As a follow-through on the K to 12 program, Trabaho Center, a job placement office, will be established. The office aims to provide the following:
- Career counseling services which will guide students on what career track they will pursue
- Employment facilitation which will assist senior high students on resume writing, pre-employment seminars, and job fairs
- Industry matching which will provide graduate listings and resume profiling of students to companies
- A database of job opportunities in different localities
“We’re pushing for this bill because my take is that the ability of our senior high schools to produce employable graduates is probably one of the most important indicators of the success of the K to 12 system,” Aquino said.
“If at the end of the senior high school process and you graduate Grade 12, you have 40% entering college and entering the tertiary level, you have about 50 to 55% who took the tech-voc track and that 55% are still unemployed, then that puts the whole system into question,” he added.
Aquino said that if the bill is passed, the first graduates of senior high school will be able to avail of the services provided by the act.
“This is probably, according to Secretary Diokno, going to cost a lot of money, but we feel that this is an important piece to really complete the K to 12 promises for our youth,” Aquino added.
Scholarships for the underprivileged
Aquino also said he is pushing for a more accessible tertiary education, especially for the underprivileged.
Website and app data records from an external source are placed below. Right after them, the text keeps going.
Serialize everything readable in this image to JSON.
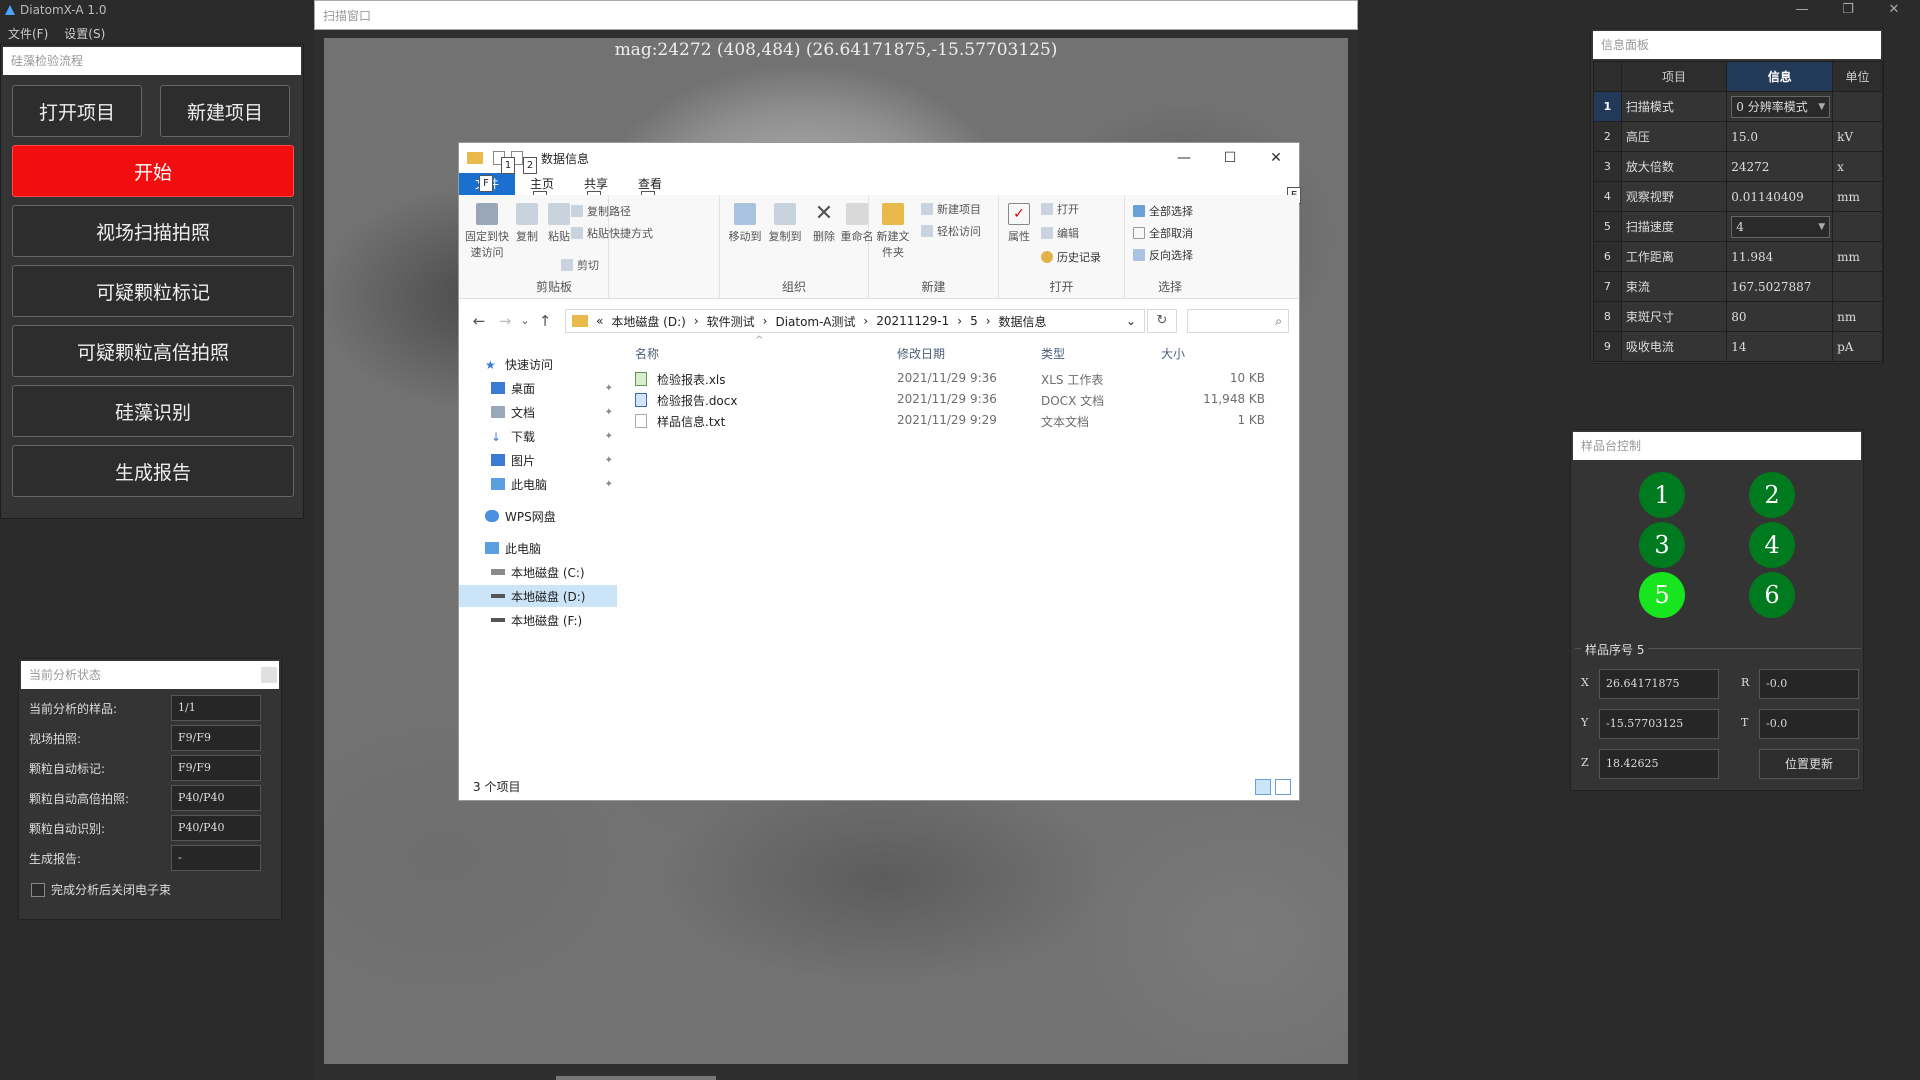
{
  "app": {
    "title": "DiatomX-A 1.0",
    "menu": [
      "文件(F)",
      "设置(S)"
    ],
    "window_controls": [
      "—",
      "❐",
      "✕"
    ]
  },
  "workflow": {
    "header": "硅藻检验流程",
    "open_project": "打开项目",
    "new_project": "新建项目",
    "start": "开始",
    "field_scan": "视场扫描拍照",
    "mark_particles": "可疑颗粒标记",
    "high_mag": "可疑颗粒高倍拍照",
    "identify": "硅藻识别",
    "report": "生成报告"
  },
  "status": {
    "header": "当前分析状态",
    "rows": [
      {
        "label": "当前分析的样品:",
        "value": "1/1"
      },
      {
        "label": "视场拍照:",
        "value": "F9/F9"
      },
      {
        "label": "颗粒自动标记:",
        "value": "F9/F9"
      },
      {
        "label": "颗粒自动高倍拍照:",
        "value": "P40/P40"
      },
      {
        "label": "颗粒自动识别:",
        "value": "P40/P40"
      },
      {
        "label": "生成报告:",
        "value": "-"
      }
    ],
    "checkbox_label": "完成分析后关闭电子束"
  },
  "scan": {
    "title": "扫描窗口",
    "overlay": "mag:24272 (408,484) (26.64171875,-15.57703125)"
  },
  "explorer": {
    "title": "数据信息",
    "window_controls": [
      "—",
      "☐",
      "✕"
    ],
    "tabs": [
      "文件",
      "主页",
      "共享",
      "查看"
    ],
    "keytips": [
      "1",
      "2",
      "F",
      "H",
      "S",
      "V",
      "E"
    ],
    "ribbon": {
      "pin": "固定到快速访问",
      "copy": "复制",
      "paste": "粘贴",
      "copy_path": "复制路径",
      "paste_shortcut": "粘贴快捷方式",
      "cut": "剪切",
      "clipboard": "剪贴板",
      "move_to": "移动到",
      "copy_to": "复制到",
      "delete": "删除",
      "rename": "重命名",
      "organize": "组织",
      "new_folder": "新建文件夹",
      "new_item": "新建项目",
      "easy_access": "轻松访问",
      "new": "新建",
      "properties": "属性",
      "open": "打开",
      "edit": "编辑",
      "history": "历史记录",
      "open_group": "打开",
      "select_all": "全部选择",
      "select_none": "全部取消",
      "invert": "反向选择",
      "select": "选择"
    },
    "nav_arrows": [
      "←",
      "→",
      "⌄",
      "↑"
    ],
    "address": [
      "«",
      "本地磁盘 (D:)",
      "›",
      "软件测试",
      "›",
      "Diatom-A测试",
      "›",
      "20211129-1",
      "›",
      "5",
      "›",
      "数据信息"
    ],
    "address_dropdown": "⌄",
    "refresh": "↻",
    "search_icon": "⌕",
    "nav": [
      {
        "label": "快速访问",
        "pinned": false
      },
      {
        "label": "桌面",
        "pinned": true
      },
      {
        "label": "文档",
        "pinned": true
      },
      {
        "label": "下载",
        "pinned": true
      },
      {
        "label": "图片",
        "pinned": true
      },
      {
        "label": "此电脑",
        "pinned": true
      },
      {
        "label": "WPS网盘",
        "pinned": false
      },
      {
        "label": "此电脑",
        "pinned": false
      },
      {
        "label": "本地磁盘 (C:)",
        "pinned": false
      },
      {
        "label": "本地磁盘 (D:)",
        "pinned": false
      },
      {
        "label": "本地磁盘 (F:)",
        "pinned": false
      }
    ],
    "pin_glyph": "✦",
    "columns": [
      "名称",
      "修改日期",
      "类型",
      "大小"
    ],
    "sort_glyph": "^",
    "files": [
      {
        "name": "检验报表.xls",
        "date": "2021/11/29 9:36",
        "type": "XLS 工作表",
        "size": "10 KB"
      },
      {
        "name": "检验报告.docx",
        "date": "2021/11/29 9:36",
        "type": "DOCX 文档",
        "size": "11,948 KB"
      },
      {
        "name": "样品信息.txt",
        "date": "2021/11/29 9:29",
        "type": "文本文档",
        "size": "1 KB"
      }
    ],
    "status": "3 个项目"
  },
  "info": {
    "header": "信息面板",
    "columns": [
      "项目",
      "信息",
      "单位"
    ],
    "rows": [
      {
        "num": "1",
        "name": "扫描模式",
        "value": "0 分辨率模式",
        "unit": "",
        "dropdown": true
      },
      {
        "num": "2",
        "name": "高压",
        "value": "15.0",
        "unit": "kV"
      },
      {
        "num": "3",
        "name": "放大倍数",
        "value": "24272",
        "unit": "x"
      },
      {
        "num": "4",
        "name": "观察视野",
        "value": "0.01140409",
        "unit": "mm"
      },
      {
        "num": "5",
        "name": "扫描速度",
        "value": "4",
        "unit": "",
        "dropdown": true
      },
      {
        "num": "6",
        "name": "工作距离",
        "value": "11.984",
        "unit": "mm"
      },
      {
        "num": "7",
        "name": "束流",
        "value": "167.5027887",
        "unit": ""
      },
      {
        "num": "8",
        "name": "束斑尺寸",
        "value": "80",
        "unit": "nm"
      },
      {
        "num": "9",
        "name": "吸收电流",
        "value": "14",
        "unit": "pA"
      }
    ],
    "dropdown_arrow": "▼"
  },
  "stage": {
    "header": "样品台控制",
    "positions": [
      "1",
      "2",
      "3",
      "4",
      "5",
      "6"
    ],
    "active_position": "5",
    "group_label": "样品序号 5",
    "axes": {
      "x_label": "X",
      "x": "26.64171875",
      "y_label": "Y",
      "y": "-15.57703125",
      "z_label": "Z",
      "z": "18.42625",
      "r_label": "R",
      "r": "-0.0",
      "t_label": "T",
      "t": "-0.0"
    },
    "update": "位置更新"
  },
  "colors": {
    "start_red": "#f20e0e",
    "stage_green": "#007a1f",
    "stage_active": "#17e61f",
    "header_blue": "#223a57",
    "file_tab_blue": "#1a6fcf"
  }
}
“We will be pushing for more support for the poorest of the poor to be able to get the scholarships that they need in our [State Universties and Colleges] SUCs, maybe even in our private tertiary level institutions and support for our youth in terms of a tuition fee scholarship,” Aquino said.
The support includes miscellaneous, living, and travel expenses. Aquino said that while these are already being provided by CHED, there is still a need to augment such support.
2017 budget highest
Budget Secretary Benjamin Diokno announced during the summit that the proposed 2017 budget allocated P650 billion ($13.4 billion) for education.
The education sector gets the biggest chunk of the country’s national budget, as mandated by the 1987 Constitution. According to Diokno, the proposed budget is the largest that has ever been proposed, saying that it is “three times as large as the national budget 10 years ago,” and is 30% higher than the previous budget.
The proposed P567-billion ($11.7 billion) budget for DepEd, which is the biggest item in the national budget, will be financing the recruitment of new teachers, construction and improvement of 47,500 classrooms, the upgrading of teaching skills, and the acquisition of learning materials.
Tertiary education, on the other hand, has a proposed budget of P75 billion ($1.5 billion), 22% higher than the previous allocated budget, according to Diokno. Majority will be given to CHED and SUCs.
Meanwhile, TESDA will get P6.9 billion ($142 million), which is P10 million ($206,861.55) higher than this year’s allocated budget, Diokno said.
The proposed budget, which has already been approved in the House of Representatives will be presented to the Senate this week, according to Diokno.
Given the huge increase in the education budget, Aquino said that the problem now is how to utlize it so that it will be felt by the students.
"The challenge that we have now is really to be able to synergize the macro-policies, the budgets that we’re allocating (which are tremendous and huge) and the very micro, the very real, the very palpable concerns of our schools all over the Philippines… the challenge now is to execute.” – Rappler.com
$1 = P48.34